#### EXERCISE PROMPT
From the entries below, gather every line containing the string "Archer".

#### SOURCE MATERIAL
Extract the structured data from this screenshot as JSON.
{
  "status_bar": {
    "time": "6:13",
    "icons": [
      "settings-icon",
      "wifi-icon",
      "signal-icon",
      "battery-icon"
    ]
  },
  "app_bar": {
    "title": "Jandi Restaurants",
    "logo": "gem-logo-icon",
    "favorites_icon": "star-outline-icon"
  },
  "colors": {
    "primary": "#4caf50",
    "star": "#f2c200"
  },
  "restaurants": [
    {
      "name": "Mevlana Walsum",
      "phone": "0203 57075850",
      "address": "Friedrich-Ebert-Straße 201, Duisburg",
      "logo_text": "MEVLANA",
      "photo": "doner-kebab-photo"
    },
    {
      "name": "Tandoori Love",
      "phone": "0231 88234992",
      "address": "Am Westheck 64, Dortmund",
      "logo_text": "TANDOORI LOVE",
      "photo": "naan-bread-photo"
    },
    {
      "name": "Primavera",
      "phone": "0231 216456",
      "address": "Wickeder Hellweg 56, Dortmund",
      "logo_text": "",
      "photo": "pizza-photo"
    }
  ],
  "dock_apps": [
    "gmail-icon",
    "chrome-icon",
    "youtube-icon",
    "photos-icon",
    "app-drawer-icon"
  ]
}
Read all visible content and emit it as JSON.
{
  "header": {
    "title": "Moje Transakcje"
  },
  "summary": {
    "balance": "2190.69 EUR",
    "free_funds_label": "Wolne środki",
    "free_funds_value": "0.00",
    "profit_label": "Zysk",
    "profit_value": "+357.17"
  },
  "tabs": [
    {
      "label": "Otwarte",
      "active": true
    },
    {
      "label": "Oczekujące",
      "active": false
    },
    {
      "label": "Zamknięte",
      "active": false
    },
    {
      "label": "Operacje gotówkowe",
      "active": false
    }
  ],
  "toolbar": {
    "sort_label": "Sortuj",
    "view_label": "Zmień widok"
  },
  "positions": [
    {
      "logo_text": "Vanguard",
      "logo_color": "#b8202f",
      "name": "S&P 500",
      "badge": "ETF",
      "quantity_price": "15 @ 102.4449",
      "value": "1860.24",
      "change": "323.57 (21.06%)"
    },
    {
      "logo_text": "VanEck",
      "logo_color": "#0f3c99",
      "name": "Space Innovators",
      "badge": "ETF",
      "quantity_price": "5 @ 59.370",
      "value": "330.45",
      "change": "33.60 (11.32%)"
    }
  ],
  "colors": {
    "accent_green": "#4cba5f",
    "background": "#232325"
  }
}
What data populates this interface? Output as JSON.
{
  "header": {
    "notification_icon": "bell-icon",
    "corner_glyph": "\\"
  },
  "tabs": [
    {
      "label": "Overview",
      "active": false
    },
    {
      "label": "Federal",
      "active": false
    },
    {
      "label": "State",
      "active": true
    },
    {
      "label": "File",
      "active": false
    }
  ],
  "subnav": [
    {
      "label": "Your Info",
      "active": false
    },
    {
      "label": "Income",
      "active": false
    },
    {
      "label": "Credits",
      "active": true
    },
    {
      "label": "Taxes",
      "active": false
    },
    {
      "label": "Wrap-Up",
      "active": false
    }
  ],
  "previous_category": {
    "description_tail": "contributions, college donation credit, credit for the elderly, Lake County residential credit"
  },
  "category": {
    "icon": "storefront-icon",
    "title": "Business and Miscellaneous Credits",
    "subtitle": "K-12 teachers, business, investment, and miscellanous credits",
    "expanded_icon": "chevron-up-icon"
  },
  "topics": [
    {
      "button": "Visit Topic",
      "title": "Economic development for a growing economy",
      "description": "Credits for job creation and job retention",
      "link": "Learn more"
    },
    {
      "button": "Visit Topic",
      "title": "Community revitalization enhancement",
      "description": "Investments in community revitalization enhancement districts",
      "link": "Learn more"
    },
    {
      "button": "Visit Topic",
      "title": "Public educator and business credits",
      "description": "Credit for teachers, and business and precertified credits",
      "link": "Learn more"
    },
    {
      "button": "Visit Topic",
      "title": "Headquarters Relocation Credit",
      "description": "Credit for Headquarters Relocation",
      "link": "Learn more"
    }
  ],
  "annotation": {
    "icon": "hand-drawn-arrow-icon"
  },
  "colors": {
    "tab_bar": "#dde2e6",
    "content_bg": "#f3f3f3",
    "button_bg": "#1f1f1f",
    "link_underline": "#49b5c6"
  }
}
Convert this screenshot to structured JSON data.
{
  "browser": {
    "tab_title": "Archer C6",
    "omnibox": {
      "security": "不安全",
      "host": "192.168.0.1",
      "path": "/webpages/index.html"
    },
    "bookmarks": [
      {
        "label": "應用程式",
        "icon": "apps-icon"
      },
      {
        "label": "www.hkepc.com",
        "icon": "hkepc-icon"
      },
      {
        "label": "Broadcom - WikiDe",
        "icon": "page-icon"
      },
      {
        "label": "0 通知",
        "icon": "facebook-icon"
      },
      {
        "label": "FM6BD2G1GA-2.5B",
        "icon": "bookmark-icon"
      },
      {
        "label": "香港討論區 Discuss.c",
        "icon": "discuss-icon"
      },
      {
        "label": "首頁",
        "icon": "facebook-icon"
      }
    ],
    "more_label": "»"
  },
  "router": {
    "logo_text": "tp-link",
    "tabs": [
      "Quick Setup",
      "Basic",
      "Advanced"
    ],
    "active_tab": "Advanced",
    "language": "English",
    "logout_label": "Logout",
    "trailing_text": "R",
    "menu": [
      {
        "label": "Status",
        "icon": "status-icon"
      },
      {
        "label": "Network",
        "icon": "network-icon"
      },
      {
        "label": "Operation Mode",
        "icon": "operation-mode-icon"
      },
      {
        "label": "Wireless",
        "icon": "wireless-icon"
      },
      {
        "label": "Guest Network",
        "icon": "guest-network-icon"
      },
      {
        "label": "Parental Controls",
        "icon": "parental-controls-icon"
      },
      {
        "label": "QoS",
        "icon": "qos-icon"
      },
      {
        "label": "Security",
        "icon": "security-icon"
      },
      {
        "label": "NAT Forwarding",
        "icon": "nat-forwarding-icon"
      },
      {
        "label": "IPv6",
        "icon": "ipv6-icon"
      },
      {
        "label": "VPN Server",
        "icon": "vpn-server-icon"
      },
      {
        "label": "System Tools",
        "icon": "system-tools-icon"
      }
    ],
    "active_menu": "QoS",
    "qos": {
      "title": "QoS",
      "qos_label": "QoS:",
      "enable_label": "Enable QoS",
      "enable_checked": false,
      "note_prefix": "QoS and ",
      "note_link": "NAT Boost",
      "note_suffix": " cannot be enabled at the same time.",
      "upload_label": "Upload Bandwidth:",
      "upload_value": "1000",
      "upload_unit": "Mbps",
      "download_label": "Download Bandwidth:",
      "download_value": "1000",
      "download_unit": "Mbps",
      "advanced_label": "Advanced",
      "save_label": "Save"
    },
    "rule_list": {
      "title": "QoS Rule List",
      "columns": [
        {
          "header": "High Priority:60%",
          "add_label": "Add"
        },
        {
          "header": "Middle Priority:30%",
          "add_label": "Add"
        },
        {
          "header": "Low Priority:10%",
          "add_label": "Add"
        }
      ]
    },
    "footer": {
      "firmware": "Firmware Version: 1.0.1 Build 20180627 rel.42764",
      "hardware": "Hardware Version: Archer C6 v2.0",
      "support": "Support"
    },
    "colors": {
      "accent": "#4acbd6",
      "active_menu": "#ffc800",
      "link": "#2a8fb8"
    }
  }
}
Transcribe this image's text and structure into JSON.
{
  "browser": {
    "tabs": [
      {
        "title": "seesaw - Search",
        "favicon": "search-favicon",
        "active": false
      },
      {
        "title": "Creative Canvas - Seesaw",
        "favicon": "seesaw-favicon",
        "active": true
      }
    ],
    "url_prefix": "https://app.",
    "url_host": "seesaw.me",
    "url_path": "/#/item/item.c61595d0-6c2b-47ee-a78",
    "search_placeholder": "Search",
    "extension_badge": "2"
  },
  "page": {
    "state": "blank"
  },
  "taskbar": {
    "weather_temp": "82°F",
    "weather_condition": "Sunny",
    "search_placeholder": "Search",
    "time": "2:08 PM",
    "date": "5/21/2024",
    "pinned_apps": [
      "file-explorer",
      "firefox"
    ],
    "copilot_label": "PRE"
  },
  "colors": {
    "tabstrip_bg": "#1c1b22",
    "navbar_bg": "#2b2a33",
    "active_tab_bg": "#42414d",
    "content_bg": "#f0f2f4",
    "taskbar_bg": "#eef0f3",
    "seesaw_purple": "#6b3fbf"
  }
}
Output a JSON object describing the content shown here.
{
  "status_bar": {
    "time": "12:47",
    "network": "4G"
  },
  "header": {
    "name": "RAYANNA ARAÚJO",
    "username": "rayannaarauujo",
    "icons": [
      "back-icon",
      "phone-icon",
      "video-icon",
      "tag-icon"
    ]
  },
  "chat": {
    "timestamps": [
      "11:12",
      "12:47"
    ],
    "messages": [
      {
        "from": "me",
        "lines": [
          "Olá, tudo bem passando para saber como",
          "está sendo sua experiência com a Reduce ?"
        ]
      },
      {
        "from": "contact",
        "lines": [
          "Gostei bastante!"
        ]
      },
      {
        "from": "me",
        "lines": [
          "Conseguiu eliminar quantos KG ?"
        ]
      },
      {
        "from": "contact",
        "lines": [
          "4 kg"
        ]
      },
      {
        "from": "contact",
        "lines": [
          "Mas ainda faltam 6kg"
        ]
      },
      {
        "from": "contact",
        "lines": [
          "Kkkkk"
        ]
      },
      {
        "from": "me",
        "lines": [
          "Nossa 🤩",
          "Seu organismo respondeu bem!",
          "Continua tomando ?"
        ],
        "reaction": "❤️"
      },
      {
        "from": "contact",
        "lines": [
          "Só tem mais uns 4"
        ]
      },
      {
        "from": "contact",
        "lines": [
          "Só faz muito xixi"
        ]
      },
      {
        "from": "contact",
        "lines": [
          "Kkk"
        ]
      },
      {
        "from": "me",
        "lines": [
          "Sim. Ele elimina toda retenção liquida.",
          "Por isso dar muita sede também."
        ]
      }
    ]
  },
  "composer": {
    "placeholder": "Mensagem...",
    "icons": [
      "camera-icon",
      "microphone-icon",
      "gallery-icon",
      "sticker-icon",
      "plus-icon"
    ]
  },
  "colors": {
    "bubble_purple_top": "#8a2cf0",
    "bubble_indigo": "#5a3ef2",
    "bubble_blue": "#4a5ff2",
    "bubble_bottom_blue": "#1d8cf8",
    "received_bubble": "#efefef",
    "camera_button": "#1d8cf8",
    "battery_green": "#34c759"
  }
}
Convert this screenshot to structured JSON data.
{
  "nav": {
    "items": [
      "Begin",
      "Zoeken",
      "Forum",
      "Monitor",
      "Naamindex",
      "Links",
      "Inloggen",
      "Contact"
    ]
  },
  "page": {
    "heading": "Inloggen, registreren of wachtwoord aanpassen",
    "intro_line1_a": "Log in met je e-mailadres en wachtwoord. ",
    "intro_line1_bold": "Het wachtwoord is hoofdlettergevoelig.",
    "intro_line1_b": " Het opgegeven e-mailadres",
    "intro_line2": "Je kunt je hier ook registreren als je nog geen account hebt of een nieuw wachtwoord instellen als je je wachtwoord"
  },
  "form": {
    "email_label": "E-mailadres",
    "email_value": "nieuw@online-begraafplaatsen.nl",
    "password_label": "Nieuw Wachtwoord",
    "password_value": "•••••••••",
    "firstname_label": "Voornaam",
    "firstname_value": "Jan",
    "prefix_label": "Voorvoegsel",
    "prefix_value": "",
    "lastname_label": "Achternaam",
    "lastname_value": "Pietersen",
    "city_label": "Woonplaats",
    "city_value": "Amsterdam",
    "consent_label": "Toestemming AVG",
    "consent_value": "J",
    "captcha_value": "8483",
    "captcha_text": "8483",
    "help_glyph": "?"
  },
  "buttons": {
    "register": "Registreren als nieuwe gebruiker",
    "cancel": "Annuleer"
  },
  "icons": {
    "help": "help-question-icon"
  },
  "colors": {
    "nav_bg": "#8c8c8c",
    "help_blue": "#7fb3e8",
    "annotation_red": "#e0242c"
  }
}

#### COMPLETED TASK
    "tab_title": "Archer C6",
      "hardware": "Hardware Version: Archer C6 v2.0",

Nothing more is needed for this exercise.